--- START ---
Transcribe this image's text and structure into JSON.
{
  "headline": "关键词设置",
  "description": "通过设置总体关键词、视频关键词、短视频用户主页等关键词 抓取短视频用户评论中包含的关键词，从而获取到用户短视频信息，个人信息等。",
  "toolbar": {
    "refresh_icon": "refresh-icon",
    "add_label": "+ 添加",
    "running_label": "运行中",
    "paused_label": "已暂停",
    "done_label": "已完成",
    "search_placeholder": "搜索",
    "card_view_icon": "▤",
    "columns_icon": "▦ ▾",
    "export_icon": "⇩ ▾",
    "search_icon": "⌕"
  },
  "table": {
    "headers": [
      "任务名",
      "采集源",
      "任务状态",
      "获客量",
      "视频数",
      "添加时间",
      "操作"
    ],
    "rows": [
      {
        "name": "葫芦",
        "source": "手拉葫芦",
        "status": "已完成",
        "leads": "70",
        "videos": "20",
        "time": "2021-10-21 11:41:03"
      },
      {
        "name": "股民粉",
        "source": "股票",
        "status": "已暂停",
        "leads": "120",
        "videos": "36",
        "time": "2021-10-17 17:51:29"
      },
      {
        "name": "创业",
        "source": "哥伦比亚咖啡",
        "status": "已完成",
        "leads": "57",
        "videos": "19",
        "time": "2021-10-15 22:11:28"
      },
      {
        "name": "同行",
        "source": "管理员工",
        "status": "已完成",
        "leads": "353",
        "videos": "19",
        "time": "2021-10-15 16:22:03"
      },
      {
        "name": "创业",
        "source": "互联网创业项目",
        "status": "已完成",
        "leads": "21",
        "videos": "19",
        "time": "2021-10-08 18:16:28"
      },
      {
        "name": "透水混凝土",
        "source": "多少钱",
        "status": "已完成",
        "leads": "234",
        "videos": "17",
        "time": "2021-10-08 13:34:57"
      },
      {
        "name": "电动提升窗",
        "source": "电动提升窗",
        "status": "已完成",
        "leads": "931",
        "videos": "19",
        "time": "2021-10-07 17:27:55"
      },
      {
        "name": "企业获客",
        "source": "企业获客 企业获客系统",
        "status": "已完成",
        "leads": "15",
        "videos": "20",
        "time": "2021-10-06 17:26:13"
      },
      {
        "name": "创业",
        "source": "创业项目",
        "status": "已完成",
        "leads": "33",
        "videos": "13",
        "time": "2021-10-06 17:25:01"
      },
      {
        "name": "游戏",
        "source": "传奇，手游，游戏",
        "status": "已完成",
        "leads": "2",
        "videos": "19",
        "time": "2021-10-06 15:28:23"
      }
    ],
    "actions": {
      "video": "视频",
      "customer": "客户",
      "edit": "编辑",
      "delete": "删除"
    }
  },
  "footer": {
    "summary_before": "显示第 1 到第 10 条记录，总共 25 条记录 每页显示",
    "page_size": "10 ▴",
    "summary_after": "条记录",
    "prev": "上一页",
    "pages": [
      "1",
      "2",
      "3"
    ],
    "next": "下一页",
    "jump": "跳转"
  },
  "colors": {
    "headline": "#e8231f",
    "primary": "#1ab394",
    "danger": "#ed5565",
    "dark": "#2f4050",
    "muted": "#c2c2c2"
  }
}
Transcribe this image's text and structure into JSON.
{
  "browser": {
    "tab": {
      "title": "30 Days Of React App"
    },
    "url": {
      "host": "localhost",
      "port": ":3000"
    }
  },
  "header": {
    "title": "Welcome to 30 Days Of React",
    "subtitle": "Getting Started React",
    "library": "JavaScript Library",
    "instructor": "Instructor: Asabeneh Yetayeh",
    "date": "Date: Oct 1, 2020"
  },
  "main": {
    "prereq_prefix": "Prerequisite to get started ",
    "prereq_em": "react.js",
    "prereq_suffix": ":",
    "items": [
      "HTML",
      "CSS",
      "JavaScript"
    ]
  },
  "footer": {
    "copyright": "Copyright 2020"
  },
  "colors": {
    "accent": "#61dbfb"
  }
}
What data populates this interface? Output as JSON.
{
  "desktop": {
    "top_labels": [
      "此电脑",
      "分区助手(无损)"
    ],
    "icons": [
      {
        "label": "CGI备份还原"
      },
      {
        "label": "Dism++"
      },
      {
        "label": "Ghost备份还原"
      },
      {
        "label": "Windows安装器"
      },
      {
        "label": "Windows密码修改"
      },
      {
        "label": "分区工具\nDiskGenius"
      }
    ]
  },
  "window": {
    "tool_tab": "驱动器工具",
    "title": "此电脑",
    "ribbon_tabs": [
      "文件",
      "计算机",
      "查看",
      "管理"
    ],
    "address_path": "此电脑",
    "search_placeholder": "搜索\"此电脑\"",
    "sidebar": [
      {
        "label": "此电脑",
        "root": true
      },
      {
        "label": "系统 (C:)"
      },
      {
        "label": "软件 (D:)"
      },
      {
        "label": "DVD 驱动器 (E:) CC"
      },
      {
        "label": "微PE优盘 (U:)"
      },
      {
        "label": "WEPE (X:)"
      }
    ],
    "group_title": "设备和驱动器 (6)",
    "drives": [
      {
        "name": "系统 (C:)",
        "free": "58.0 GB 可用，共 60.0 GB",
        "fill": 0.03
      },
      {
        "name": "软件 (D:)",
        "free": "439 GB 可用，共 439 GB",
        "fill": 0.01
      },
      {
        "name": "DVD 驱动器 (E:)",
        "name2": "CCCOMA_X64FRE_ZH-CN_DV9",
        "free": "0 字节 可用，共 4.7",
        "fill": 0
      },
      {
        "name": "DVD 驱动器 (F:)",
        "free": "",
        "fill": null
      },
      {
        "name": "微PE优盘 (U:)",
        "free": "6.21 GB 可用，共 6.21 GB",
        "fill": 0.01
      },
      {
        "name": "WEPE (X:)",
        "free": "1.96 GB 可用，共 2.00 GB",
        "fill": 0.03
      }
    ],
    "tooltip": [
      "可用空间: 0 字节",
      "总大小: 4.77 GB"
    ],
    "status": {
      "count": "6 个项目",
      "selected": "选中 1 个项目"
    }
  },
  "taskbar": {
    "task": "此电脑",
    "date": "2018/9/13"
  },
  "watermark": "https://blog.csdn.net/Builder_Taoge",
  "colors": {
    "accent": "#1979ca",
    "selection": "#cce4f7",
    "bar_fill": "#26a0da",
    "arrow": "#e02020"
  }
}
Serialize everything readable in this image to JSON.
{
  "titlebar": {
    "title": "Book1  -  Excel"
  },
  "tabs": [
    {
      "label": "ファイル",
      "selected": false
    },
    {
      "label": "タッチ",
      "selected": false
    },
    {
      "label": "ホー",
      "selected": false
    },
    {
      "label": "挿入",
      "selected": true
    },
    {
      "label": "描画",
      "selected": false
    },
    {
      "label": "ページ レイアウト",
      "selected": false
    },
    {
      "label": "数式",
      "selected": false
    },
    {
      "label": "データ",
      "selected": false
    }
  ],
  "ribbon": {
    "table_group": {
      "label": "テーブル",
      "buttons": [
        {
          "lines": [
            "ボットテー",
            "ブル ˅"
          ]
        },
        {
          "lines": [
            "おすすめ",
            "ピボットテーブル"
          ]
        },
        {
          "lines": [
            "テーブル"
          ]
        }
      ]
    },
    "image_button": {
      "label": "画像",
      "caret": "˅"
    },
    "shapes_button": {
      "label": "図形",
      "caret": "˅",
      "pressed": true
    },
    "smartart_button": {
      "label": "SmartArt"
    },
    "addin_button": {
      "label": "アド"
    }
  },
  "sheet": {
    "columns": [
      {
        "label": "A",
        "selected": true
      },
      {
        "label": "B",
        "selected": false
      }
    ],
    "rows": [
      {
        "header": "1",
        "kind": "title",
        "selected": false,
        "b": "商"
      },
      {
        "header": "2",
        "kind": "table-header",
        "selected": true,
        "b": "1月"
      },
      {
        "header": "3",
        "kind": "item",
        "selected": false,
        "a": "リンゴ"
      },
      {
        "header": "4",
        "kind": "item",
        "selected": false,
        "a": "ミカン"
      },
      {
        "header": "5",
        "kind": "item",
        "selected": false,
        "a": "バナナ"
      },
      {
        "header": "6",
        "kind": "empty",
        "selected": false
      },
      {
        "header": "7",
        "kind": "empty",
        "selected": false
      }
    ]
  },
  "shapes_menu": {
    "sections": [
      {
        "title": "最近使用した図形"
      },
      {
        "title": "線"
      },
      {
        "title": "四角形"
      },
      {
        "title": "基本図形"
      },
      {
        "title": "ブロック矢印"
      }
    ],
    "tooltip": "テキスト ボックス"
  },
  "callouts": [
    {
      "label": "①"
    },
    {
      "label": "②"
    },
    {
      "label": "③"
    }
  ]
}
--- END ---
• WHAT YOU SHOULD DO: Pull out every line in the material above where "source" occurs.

• ANSWER TO THE EXERCISE:
        "source": "手拉葫芦",
        "source": "股票",
        "source": "哥伦比亚咖啡",
        "source": "管理员工",
        "source": "互联网创业项目",
        "source": "多少钱",
        "source": "电动提升窗",
        "source": "企业获客 企业获客系统",
        "source": "创业项目",
        "source": "传奇，手游，游戏",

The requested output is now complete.